A federal judge has tossed half of an environmental lawsuit accusing Chevron USA Inc. of failing to clean up a million gallons of crude oil the energy giant allegedly spilled at one of its Alabama refineries.
A federal appeals court panel affirmed Monday that an injunction related to emissions against Northshore Mining Co. had been effectively incorporated into state administrative law, and that it therefore no longer had any force or effect.
Magellan Ammonia Pipeline LP and two of its former operating firms have agreed to pay a $3.65 million civil penalty, and Magellan will spend an additional $550,000 for improvements to its pipeline system, to settle allegations of environmental violations related to two separate 2004 anhydrous ammonia spills.
The Australian government has backed down under pressure from opponents and agreed to split in two a historic climate change bill, in an effort to break a deadlock in the Senate and push through a portion of the legislation as early as this week.
A federal appeals court has upheld the dismissal of Goodrich Corp.'s suit challenging a U.S. Environmental Protection Agency unilateral administrative order over a California site the company allegedly contaminated, citing lack of jurisdiction.
Ohio Edison, a subsidiary of FirstEnergy Corp., has agreed to re-power a coal-fired power plant in eastern Ohio using mostly renewable biomass fuels under recent changes to a consent decree with state and federal authorities.
The city of Boston cannot enforce a rule effectively requiring its taxi fleet to be made up of new hybrid-powered vehicles by 2015, a federal judge has ruled, handing a victory to a taxi operators association that contested the new regulation.
CERCLA has long been an area needing relief from the Kafka-like application of arranger liability and allocation formulas, and new source review under the Clean Air Act is still much more complicated than it needs to be, says Pam Giblin, chair of Baker Botts LLP's environmental department.
Australia's parliament reportedly has voted down the government's historic climate change bill that aimed to reduce carbon pollution by up to 25 percent, setting the stage for a possible early election.
A judge has rejected Century Indemnity Co.'s bid for summary adjudication of plaintiff Montrose Chemical Corp. of California's bad faith claims and demand for punitive damages, in a case where Montrose alleges the insurer schemed to get out of funding Montrose's defense in two toxic tort suits in Texas.

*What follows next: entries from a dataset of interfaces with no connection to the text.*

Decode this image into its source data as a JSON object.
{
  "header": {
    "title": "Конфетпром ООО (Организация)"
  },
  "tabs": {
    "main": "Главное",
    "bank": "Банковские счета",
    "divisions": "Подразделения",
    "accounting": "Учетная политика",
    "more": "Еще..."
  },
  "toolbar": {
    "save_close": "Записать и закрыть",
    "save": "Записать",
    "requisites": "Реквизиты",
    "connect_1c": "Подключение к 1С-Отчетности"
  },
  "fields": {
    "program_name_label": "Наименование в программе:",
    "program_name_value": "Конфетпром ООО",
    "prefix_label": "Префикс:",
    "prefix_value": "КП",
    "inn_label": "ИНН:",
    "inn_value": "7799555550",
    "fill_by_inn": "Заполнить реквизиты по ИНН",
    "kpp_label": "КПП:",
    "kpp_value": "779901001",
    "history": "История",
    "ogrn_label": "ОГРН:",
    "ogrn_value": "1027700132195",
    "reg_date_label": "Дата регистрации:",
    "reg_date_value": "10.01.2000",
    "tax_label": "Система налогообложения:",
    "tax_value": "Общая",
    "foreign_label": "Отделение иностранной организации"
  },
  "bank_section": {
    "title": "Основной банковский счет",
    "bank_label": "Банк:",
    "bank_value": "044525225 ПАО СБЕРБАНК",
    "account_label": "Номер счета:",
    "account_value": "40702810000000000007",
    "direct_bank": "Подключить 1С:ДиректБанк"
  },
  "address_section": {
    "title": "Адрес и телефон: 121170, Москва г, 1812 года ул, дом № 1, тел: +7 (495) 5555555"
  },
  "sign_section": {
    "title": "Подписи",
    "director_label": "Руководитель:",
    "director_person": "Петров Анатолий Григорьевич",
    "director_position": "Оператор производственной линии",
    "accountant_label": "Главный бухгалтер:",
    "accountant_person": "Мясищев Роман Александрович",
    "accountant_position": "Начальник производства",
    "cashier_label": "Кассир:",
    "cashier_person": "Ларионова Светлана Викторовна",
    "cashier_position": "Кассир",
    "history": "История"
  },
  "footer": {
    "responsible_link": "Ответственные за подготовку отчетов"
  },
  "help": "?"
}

Superfund litigation dropped from 1994 to 2007 as the vast majority of actions brought by the U.S. Environmental Protection Agency yielded deals worth nearly $30 billion, but the agency needs to provide better data on cleanup costs to help Congress decide how much money the program should receive in the future, the U.S. Government Accountability Office said Friday.

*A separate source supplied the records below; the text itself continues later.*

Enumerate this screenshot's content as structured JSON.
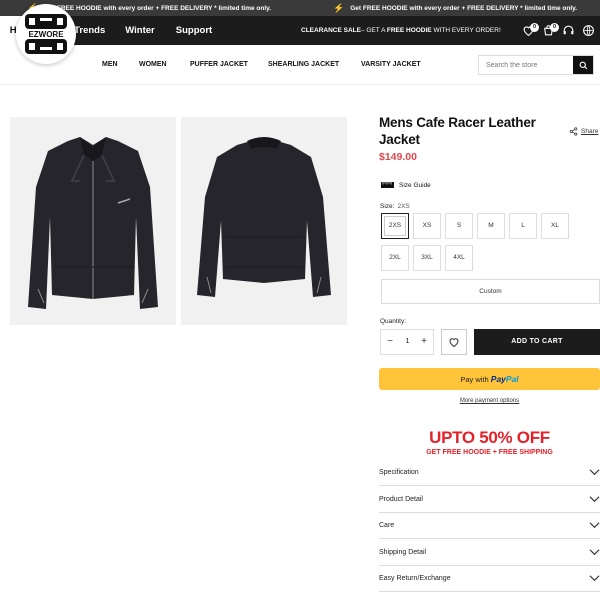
{
  "announcement": {
    "messages": [
      "Get FREE HOODIE with every order + FREE DELIVERY * limited time only.",
      "Get FREE HOODIE with every order + FREE DELIVERY * limited time only."
    ]
  },
  "topnav": {
    "tabs": [
      "Home",
      "Top Trends",
      "Winter",
      "Support"
    ],
    "active_tab": "Home",
    "promo_bold1": "CLEARANCE SALE",
    "promo_mid": "– GET A ",
    "promo_bold2": "FREE HOODIE",
    "promo_end": " WITH EVERY ORDER!",
    "wishlist_count": "0",
    "cart_count": "0"
  },
  "header": {
    "logo_text": "EZWORE",
    "nav": [
      "MEN",
      "WOMEN",
      "PUFFER JACKET",
      "SHEARLING JACKET",
      "VARSITY JACKET"
    ],
    "search_placeholder": "Search the store"
  },
  "product": {
    "title": "Mens Cafe Racer Leather Jacket",
    "price": "$149.00",
    "share_label": "Share",
    "size_guide_label": "Size Guide",
    "size_label": "Size:",
    "selected_size": "2XS",
    "sizes": [
      "2XS",
      "XS",
      "S",
      "M",
      "L",
      "XL",
      "2XL",
      "3XL",
      "4XL"
    ],
    "custom_label": "Custom",
    "quantity_label": "Quantity:",
    "quantity": "1",
    "add_to_cart": "ADD TO CART",
    "paypal_prefix": "Pay with",
    "paypal_brand1": "Pay",
    "paypal_brand2": "Pal",
    "more_payment": "More payment options",
    "promo_big": "UPTO 50% OFF",
    "promo_small": "GET FREE HOODIE + FREE SHIPPING",
    "accordion": [
      "Specification",
      "Product Detail",
      "Care",
      "Shipping Detail",
      "Easy Return/Exchange"
    ]
  },
  "colors": {
    "accent_red": "#e4222a",
    "price_red": "#e0474c",
    "dark": "#1c1c1c",
    "paypal_yellow": "#ffc439"
  }
}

The billable hour is not altogether dead. Life support can be found in the form of lawyers setting and being accountable for legal budgets and developing clearly delineated and mutually agreed upon legal strategies, says James O'Toole Jr., chair of Buchanan Ingersoll & Rooney PC's environmental and toxic tort practice group.
A federal appeals court has reconsidered its previous ruling in favor of the Natural Resources Defense Council and other environmental groups over a U.S. Forest Service plan for logging in the Sierra Nevada, but again found that a district court abused its discretion when deciding not to preliminarily enjoin the rule.
The U.S. Department of Agriculture has appealed a 2008 injunction overturning the Clinton administration's "roadless rule" within two weeks of a federal appeals court decision in a separate case reinstating the regulation protecting swaths of undeveloped areas in national forests from construction and logging.
As state regulators turn their attention to the risks of vapor intrusion, the debate continues over how to evaluate potential exposure pathways and measure acceptable levels of toxic vapors in indoor air.
Applications will open Friday for the U.S. Department of the Treasury and Department of Energy's joint stimulus program offering up to $2.3 billion in investment tax credits to companies manufacturing advanced clean-energy and emission-reduction technologies and products.
A federal appeals court has upheld a lower court's decision to remand to a Texas county court a suit brought by drilling services company Ensco International Inc. against Lloyd's of London over coverage for $3.75 million in damages related to the cleanup of oil rig debris.
The Center for Biological Diversity has slapped the U.S. Fish and Wildlife Service with a lawsuit seeking to overturn a decision by the Bush administration to remove the Sacramento splittail fish’s endangered species status.
The Blue Eco Legal Council has lost its bid to overturn a district court's dismissal of its suit against the FBI, U.S. Department of Justice, Coast Guard and Navy for alleged environmental violations stemming from bullets fired into Lake Michigan from a government gun range.
Exxon Mobil Corp. has pled guilty to violating U.S. provisions of wildlife treaties in the deaths of 85 protected birds across five central and Western states over the past five years.